**Exercise material:**
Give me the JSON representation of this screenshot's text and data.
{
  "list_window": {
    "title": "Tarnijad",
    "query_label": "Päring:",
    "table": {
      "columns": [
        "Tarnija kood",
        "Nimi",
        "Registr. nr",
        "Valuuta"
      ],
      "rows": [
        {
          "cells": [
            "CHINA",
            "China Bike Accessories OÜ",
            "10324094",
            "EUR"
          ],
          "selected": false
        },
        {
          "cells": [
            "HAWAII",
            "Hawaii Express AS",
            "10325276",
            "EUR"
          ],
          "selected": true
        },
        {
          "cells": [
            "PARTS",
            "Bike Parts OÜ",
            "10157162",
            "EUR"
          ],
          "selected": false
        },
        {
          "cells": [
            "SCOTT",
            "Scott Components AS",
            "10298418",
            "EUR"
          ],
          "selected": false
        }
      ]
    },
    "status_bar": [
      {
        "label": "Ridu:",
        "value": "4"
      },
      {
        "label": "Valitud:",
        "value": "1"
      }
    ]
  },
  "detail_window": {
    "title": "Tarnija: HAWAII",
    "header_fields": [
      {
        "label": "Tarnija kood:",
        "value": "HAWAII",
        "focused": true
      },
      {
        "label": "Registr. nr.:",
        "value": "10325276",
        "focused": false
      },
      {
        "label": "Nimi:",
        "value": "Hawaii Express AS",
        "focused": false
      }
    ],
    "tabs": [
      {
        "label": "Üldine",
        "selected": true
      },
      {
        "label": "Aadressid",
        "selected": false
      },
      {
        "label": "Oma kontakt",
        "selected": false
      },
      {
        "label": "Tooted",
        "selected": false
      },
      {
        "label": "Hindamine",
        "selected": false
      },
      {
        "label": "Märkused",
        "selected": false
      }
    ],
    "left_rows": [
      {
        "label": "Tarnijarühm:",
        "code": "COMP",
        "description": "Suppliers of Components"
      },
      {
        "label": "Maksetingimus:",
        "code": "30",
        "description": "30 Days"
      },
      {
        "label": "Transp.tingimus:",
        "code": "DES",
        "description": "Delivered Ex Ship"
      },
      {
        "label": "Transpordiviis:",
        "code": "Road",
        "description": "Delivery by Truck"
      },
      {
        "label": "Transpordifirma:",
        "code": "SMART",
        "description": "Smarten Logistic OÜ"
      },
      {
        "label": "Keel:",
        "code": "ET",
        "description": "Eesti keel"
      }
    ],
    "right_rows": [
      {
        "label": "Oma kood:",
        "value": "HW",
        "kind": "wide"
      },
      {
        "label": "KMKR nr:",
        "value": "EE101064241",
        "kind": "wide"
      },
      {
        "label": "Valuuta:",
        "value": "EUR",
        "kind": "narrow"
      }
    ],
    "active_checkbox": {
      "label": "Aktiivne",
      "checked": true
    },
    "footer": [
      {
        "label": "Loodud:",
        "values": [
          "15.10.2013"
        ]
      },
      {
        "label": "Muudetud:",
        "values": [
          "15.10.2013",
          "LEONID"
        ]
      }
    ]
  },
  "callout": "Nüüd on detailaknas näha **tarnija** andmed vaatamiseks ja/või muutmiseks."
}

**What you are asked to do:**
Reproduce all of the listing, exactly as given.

**Your response:**
Give me the JSON representation of this screenshot's text and data.
{
  "list_window": {
    "title": "Tarnijad",
    "query_label": "Päring:",
    "table": {
      "columns": [
        "Tarnija kood",
        "Nimi",
        "Registr. nr",
        "Valuuta"
      ],
      "rows": [
        {
          "cells": [
            "CHINA",
            "China Bike Accessories OÜ",
            "10324094",
            "EUR"
          ],
          "selected": false
        },
        {
          "cells": [
            "HAWAII",
            "Hawaii Express AS",
            "10325276",
            "EUR"
          ],
          "selected": true
        },
        {
          "cells": [
            "PARTS",
            "Bike Parts OÜ",
            "10157162",
            "EUR"
          ],
          "selected": false
        },
        {
          "cells": [
            "SCOTT",
            "Scott Components AS",
            "10298418",
            "EUR"
          ],
          "selected": false
        }
      ]
    },
    "status_bar": [
      {
        "label": "Ridu:",
        "value": "4"
      },
      {
        "label": "Valitud:",
        "value": "1"
      }
    ]
  },
  "detail_window": {
    "title": "Tarnija: HAWAII",
    "header_fields": [
      {
        "label": "Tarnija kood:",
        "value": "HAWAII",
        "focused": true
      },
      {
        "label": "Registr. nr.:",
        "value": "10325276",
        "focused": false
      },
      {
        "label": "Nimi:",
        "value": "Hawaii Express AS",
        "focused": false
      }
    ],
    "tabs": [
      {
        "label": "Üldine",
        "selected": true
      },
      {
        "label": "Aadressid",
        "selected": false
      },
      {
        "label": "Oma kontakt",
        "selected": false
      },
      {
        "label": "Tooted",
        "selected": false
      },
      {
        "label": "Hindamine",
        "selected": false
      },
      {
        "label": "Märkused",
        "selected": false
      }
    ],
    "left_rows": [
      {
        "label": "Tarnijarühm:",
        "code": "COMP",
        "description": "Suppliers of Components"
      },
      {
        "label": "Maksetingimus:",
        "code": "30",
        "description": "30 Days"
      },
      {
        "label": "Transp.tingimus:",
        "code": "DES",
        "description": "Delivered Ex Ship"
      },
      {
        "label": "Transpordiviis:",
        "code": "Road",
        "description": "Delivery by Truck"
      },
      {
        "label": "Transpordifirma:",
        "code": "SMART",
        "description": "Smarten Logistic OÜ"
      },
      {
        "label": "Keel:",
        "code": "ET",
        "description": "Eesti keel"
      }
    ],
    "right_rows": [
      {
        "label": "Oma kood:",
        "value": "HW",
        "kind": "wide"
      },
      {
        "label": "KMKR nr:",
        "value": "EE101064241",
        "kind": "wide"
      },
      {
        "label": "Valuuta:",
        "value": "EUR",
        "kind": "narrow"
      }
    ],
    "active_checkbox": {
      "label": "Aktiivne",
      "checked": true
    },
    "footer": [
      {
        "label": "Loodud:",
        "values": [
          "15.10.2013"
        ]
      },
      {
        "label": "Muudetud:",
        "values": [
          "15.10.2013",
          "LEONID"
        ]
      }
    ]
  },
  "callout": "Nüüd on detailaknas näha **tarnija** andmed vaatamiseks ja/või muutmiseks."
}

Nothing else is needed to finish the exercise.